New York Times

A new study co-authored by MIT researchers finds that China’s ban on cryptocurrencies sent the process of creating new coins to other locations in the world that use less renewable energy, reports Hiroko Tabuchi for The New York Times. The researchers found that “Bitcoin miners lost their access to hydropower from regions within China that had powered their computers with cheap, plentiful, renewable energy during the wet summer months.”

The Wall Street Journal

A new study co-authored by Prof. Antoinette Schoar finds that the “top Bitcoin holders control a greater share of the cryptocurrency than the most affluent American households control in dollars,” reports Paul Vigna for The Wall Street Journal. “Despite having been around for 14 years and the hype it has ratcheted up, it’s still the case that it’s a very concentrated ecosystem,” explains Schoar.


Prof. Antoinette Schoar and Igor Makarov of the London School of Economics conducted a new study that mapped out every Bitcoin transaction since 2008, reports Fortune reporter Marco Quiroz-Gutierrez. “According to the study, 90% of Bitcoin transactions are not a result of a user buying something with the currency, but rather transactions between a single user’s own crypto accounts,” writes Quiroz-Gutierrez.


Gizmodo reporter Mack DeGeurin writes that a new study co-authored by MIT researchers finds that just .01% of Bitcoin buyers control around 27% of the 19 million cryptocurrency in circulation. “This tiny concentration of so much wealth means the Bitcoin rich will likely only get richer if the cryptocurrency continues to increase in value,” DeGeurin writes. “It also means power is less dispersed, which could make Bitcoin more susceptible to systemic risk.”


Researchers from MIT and the Berklee College of Music “have started a blockchain platform called RAIDAR, designed to help musicians connect with potential clients (perhaps filmmakers or video game designers who need theme music) and get paid for their work without losing ownership,” reports Newsweek.


Gizmodo reporter Tom McKay explores a new report co-authored by Prof. Antoinette Schoar and Igor Makarov of the London School of Economics, which reveals that 10,000 individual investors control one-third of the Bitcoins in circulation. This “inherent concentration makes Bitcoin susceptible to systemic risk and also implies that the majority of the gains from further adoption are likely to fall disproportionately to a small set of participants,” the researchers explain.


MIT has been named one of the top 20 universities in the world for studying cryptocurrencies and Bitcoin, reports Taylor Locke for CNBC.


Fortune reporter Shawn Tully writes that a new study co-authored by MIT researchers that examines the amount of e-waste Bitcoin generates. The researchers found that: “In 2020, the Bitcoin network processed 120 million transactions,” writes Tully. “For every sale or purchase recorded on the blockchain, the miners disposed of e-waste equal in weight to two iPhone 12 Minis. In other words, the industry trashed the equivalent of 240 million of the 135 gram mobile devices.”
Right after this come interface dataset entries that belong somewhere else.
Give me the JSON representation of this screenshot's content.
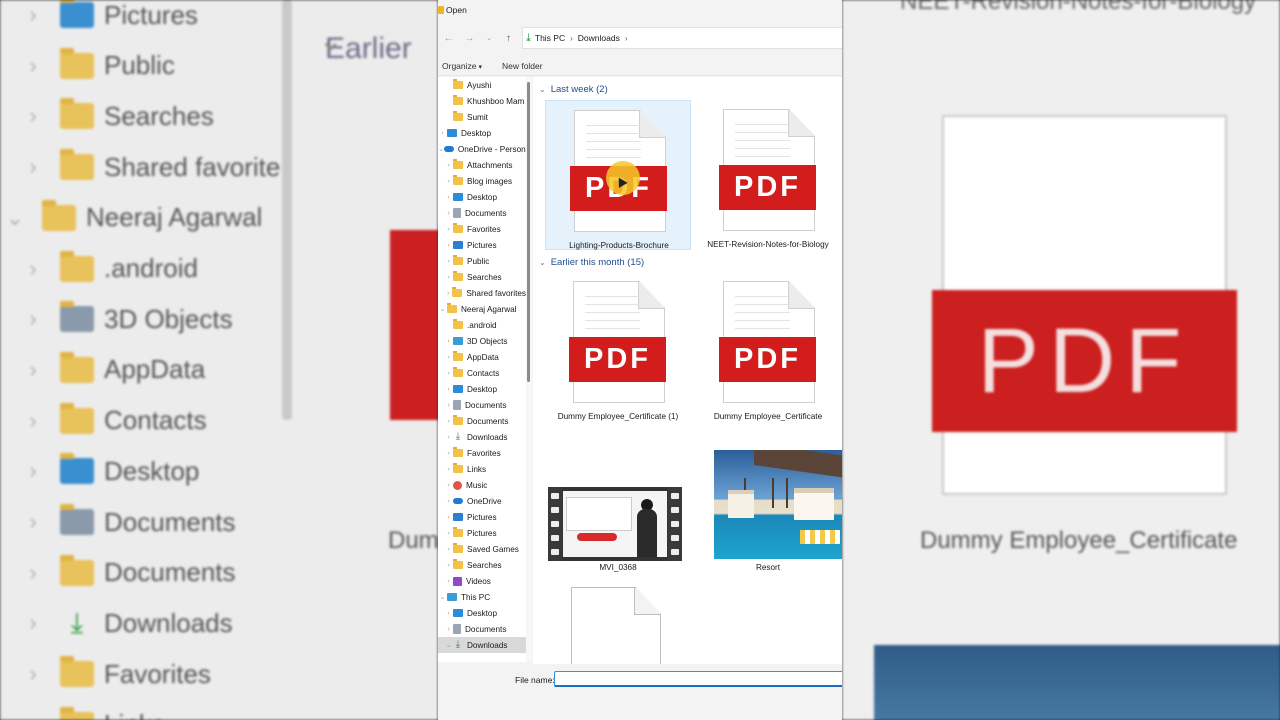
{
  "window": {
    "title": "Open"
  },
  "address": {
    "crumbs": [
      "This PC",
      "Downloads"
    ]
  },
  "toolbar": {
    "organize": "Organize",
    "new_folder": "New folder"
  },
  "nav_tree": [
    {
      "label": "Ayushi",
      "icon": "folder-icon",
      "indent": 2
    },
    {
      "label": "Khushboo Mam",
      "icon": "folder-icon",
      "indent": 2
    },
    {
      "label": "Sumit",
      "icon": "folder-icon",
      "indent": 2
    },
    {
      "label": "Desktop",
      "icon": "desktop-icon",
      "indent": 1,
      "chevron": "right"
    },
    {
      "label": "OneDrive - Personal",
      "icon": "cloud-icon",
      "indent": 1,
      "chevron": "down"
    },
    {
      "label": "Attachments",
      "icon": "folder-icon",
      "indent": 2,
      "chevron": "right"
    },
    {
      "label": "Blog images",
      "icon": "folder-icon",
      "indent": 2,
      "chevron": "right"
    },
    {
      "label": "Desktop",
      "icon": "desktop-icon",
      "indent": 2,
      "chevron": "right"
    },
    {
      "label": "Documents",
      "icon": "documents-icon",
      "indent": 2,
      "chevron": "right"
    },
    {
      "label": "Favorites",
      "icon": "folder-icon",
      "indent": 2,
      "chevron": "right"
    },
    {
      "label": "Pictures",
      "icon": "pictures-icon",
      "indent": 2,
      "chevron": "right"
    },
    {
      "label": "Public",
      "icon": "folder-icon",
      "indent": 2,
      "chevron": "right"
    },
    {
      "label": "Searches",
      "icon": "folder-icon",
      "indent": 2,
      "chevron": "right"
    },
    {
      "label": "Shared favorites",
      "icon": "folder-icon",
      "indent": 2,
      "chevron": "right"
    },
    {
      "label": "Neeraj Agarwal",
      "icon": "folder-icon",
      "indent": 1,
      "chevron": "down"
    },
    {
      "label": ".android",
      "icon": "folder-icon",
      "indent": 2
    },
    {
      "label": "3D Objects",
      "icon": "3d-objects-icon",
      "indent": 2,
      "chevron": "right"
    },
    {
      "label": "AppData",
      "icon": "folder-icon",
      "indent": 2,
      "chevron": "right"
    },
    {
      "label": "Contacts",
      "icon": "folder-icon",
      "indent": 2,
      "chevron": "right"
    },
    {
      "label": "Desktop",
      "icon": "desktop-icon",
      "indent": 2,
      "chevron": "right"
    },
    {
      "label": "Documents",
      "icon": "documents-icon",
      "indent": 2,
      "chevron": "right"
    },
    {
      "label": "Documents",
      "icon": "folder-icon",
      "indent": 2,
      "chevron": "right"
    },
    {
      "label": "Downloads",
      "icon": "downloads-icon",
      "indent": 2,
      "chevron": "right"
    },
    {
      "label": "Favorites",
      "icon": "folder-icon",
      "indent": 2,
      "chevron": "right"
    },
    {
      "label": "Links",
      "icon": "folder-icon",
      "indent": 2,
      "chevron": "right"
    },
    {
      "label": "Music",
      "icon": "music-icon",
      "indent": 2,
      "chevron": "right"
    },
    {
      "label": "OneDrive",
      "icon": "cloud-icon",
      "indent": 2,
      "chevron": "right"
    },
    {
      "label": "Pictures",
      "icon": "pictures-icon",
      "indent": 2,
      "chevron": "right"
    },
    {
      "label": "Pictures",
      "icon": "folder-icon",
      "indent": 2,
      "chevron": "right"
    },
    {
      "label": "Saved Games",
      "icon": "folder-icon",
      "indent": 2,
      "chevron": "right"
    },
    {
      "label": "Searches",
      "icon": "folder-icon",
      "indent": 2,
      "chevron": "right"
    },
    {
      "label": "Videos",
      "icon": "videos-icon",
      "indent": 2,
      "chevron": "right"
    },
    {
      "label": "This PC",
      "icon": "this-pc-icon",
      "indent": 1,
      "chevron": "down"
    },
    {
      "label": "Desktop",
      "icon": "desktop-icon",
      "indent": 2,
      "chevron": "right"
    },
    {
      "label": "Documents",
      "icon": "documents-icon",
      "indent": 2,
      "chevron": "right"
    },
    {
      "label": "Downloads",
      "icon": "downloads-icon",
      "indent": 2,
      "chevron": "down",
      "selected": true
    }
  ],
  "groups": {
    "last_week": "Last week (2)",
    "earlier_month": "Earlier this month (15)"
  },
  "files": {
    "f1": "Lighting-Products-Brochure",
    "f2": "NEET-Revision-Notes-for-Biology",
    "f3": "Dummy Employee_Certificate (1)",
    "f4": "Dummy Employee_Certificate",
    "f5": "MVI_0368",
    "f6": "Resort"
  },
  "pdf_badge": "PDF",
  "footer": {
    "file_name_label": "File name:",
    "file_name_value": ""
  },
  "background": {
    "left_group": "Earlier",
    "left_items": [
      "Pictures",
      "Public",
      "Searches",
      "Shared favorite",
      "Neeraj Agarwal",
      ".android",
      "3D Objects",
      "AppData",
      "Contacts",
      "Desktop",
      "Documents",
      "Documents",
      "Downloads",
      "Favorites",
      "Links"
    ],
    "right_title": "NEET-Revision-Notes-for-Biology",
    "right_caption": "Dummy Employee_Certificate",
    "left_caption": "Dummy"
  },
  "colors": {
    "pdf_red": "#d31c1c",
    "accent_blue": "#1e4e8c",
    "selection": "#e5f1fb"
  }
}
The Guardian

A new study co-authored by MIT researchers finds that “a single bitcoin transaction generates the same amount of electronic waste as throwing two iPhones in the bin,” reports Alex Hern for The Guardian.


CNBC reporter Dain Evans writes about how researchers from MIT’s Digital Currency Initiative and the Federal Reserve of Boston are exploring what a digital currency might look like in America. “I think that if there is a digital dollar, privacy is going to be a very, very important part of that,” says Neha Narula, director of the Digital Currency Initiative at the MIT Media Lab.
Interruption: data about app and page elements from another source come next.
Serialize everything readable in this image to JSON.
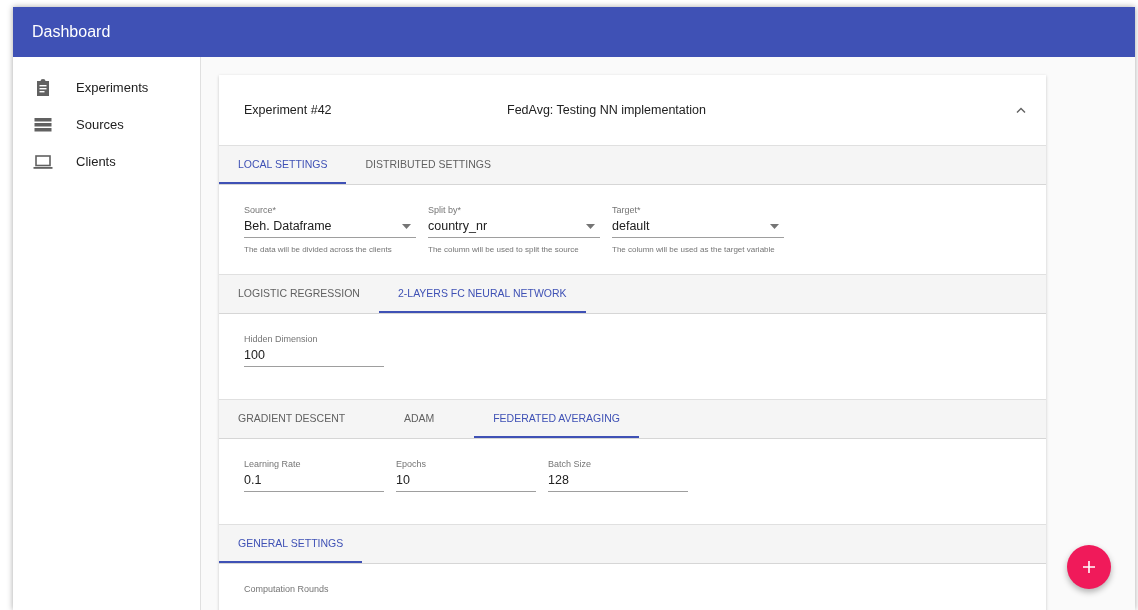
{
  "app_bar": {
    "title": "Dashboard"
  },
  "sidebar": {
    "items": [
      {
        "label": "Experiments",
        "kind": "clipboard",
        "selected": false
      },
      {
        "label": "Sources",
        "kind": "list",
        "selected": false
      },
      {
        "label": "Clients",
        "kind": "laptop",
        "selected": false
      }
    ]
  },
  "experiment": {
    "name": "Experiment #42",
    "title": "FedAvg: Testing NN implementation",
    "expanded": true
  },
  "sections": [
    {
      "tabs": [
        {
          "label": "LOCAL SETTINGS",
          "selected": true
        },
        {
          "label": "DISTRIBUTED SETTINGS",
          "selected": false
        }
      ],
      "fields": [
        {
          "kind": "select",
          "label": "Source*",
          "value": "Beh. Dataframe",
          "helper": "The data will be divided across the clients"
        },
        {
          "kind": "select",
          "label": "Split by*",
          "value": "country_nr",
          "helper": "The column will be used to split the source"
        },
        {
          "kind": "select",
          "label": "Target*",
          "value": "default",
          "helper": "The column will be used as the target variable"
        }
      ]
    },
    {
      "tabs": [
        {
          "label": "LOGISTIC REGRESSION",
          "selected": false
        },
        {
          "label": "2-LAYERS FC NEURAL NETWORK",
          "selected": true
        }
      ],
      "fields": [
        {
          "kind": "text",
          "label": "Hidden Dimension",
          "value": "100"
        }
      ]
    },
    {
      "tabs": [
        {
          "label": "GRADIENT DESCENT",
          "selected": false
        },
        {
          "label": "ADAM",
          "selected": false
        },
        {
          "label": "FEDERATED AVERAGING",
          "selected": true
        }
      ],
      "fields": [
        {
          "kind": "text",
          "label": "Learning Rate",
          "value": "0.1"
        },
        {
          "kind": "text",
          "label": "Epochs",
          "value": "10"
        },
        {
          "kind": "text",
          "label": "Batch Size",
          "value": "128"
        }
      ]
    },
    {
      "tabs": [
        {
          "label": "GENERAL SETTINGS",
          "selected": true
        }
      ],
      "fields": [
        {
          "kind": "text",
          "label": "Computation Rounds"
        }
      ]
    }
  ]
}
A study by researchers from MIT and the Technical University of Munich finds that Bitcoin’s annual carbon emissions are equivalent to those of a city or small nation, reports the Xinhua news agency. “The cryptocurrency is imposing [an] increasing burden on global climate since the computing capacity required to solve a Bitcoin puzzle increased more than fourfold in 2018.”

Bloomberg News

Researchers from seven universities, including MIT, have teamed up to create “a digital currency that they hope can achieve speeds Bitcoin users can only dream of without compromising on its core tenant of decentralization,” reports Alastair Marsh for Bloomberg News.


Camila Russo of Bloomberg reports on Gary Gensler’s comments at MIT Technology Review’s Business of Blockchain conference. Gensler, a visiting lecturer at Sloan and former chair of the Commodity Futures Trading Commission, said many cryptocurrenciers “are operating outside of U.S. laws.”

The New York Times

Gary Gensler, a top financial regulator in both the public and private sector, spoke with Nathaniel Popper of The New York Times about virtual currencies and the need for regulation. This fall, Gensler will hold dual appointments at Sloan and the Media Lab, “where he will write and teach about the potential he sees for blockchains to change the financial world.”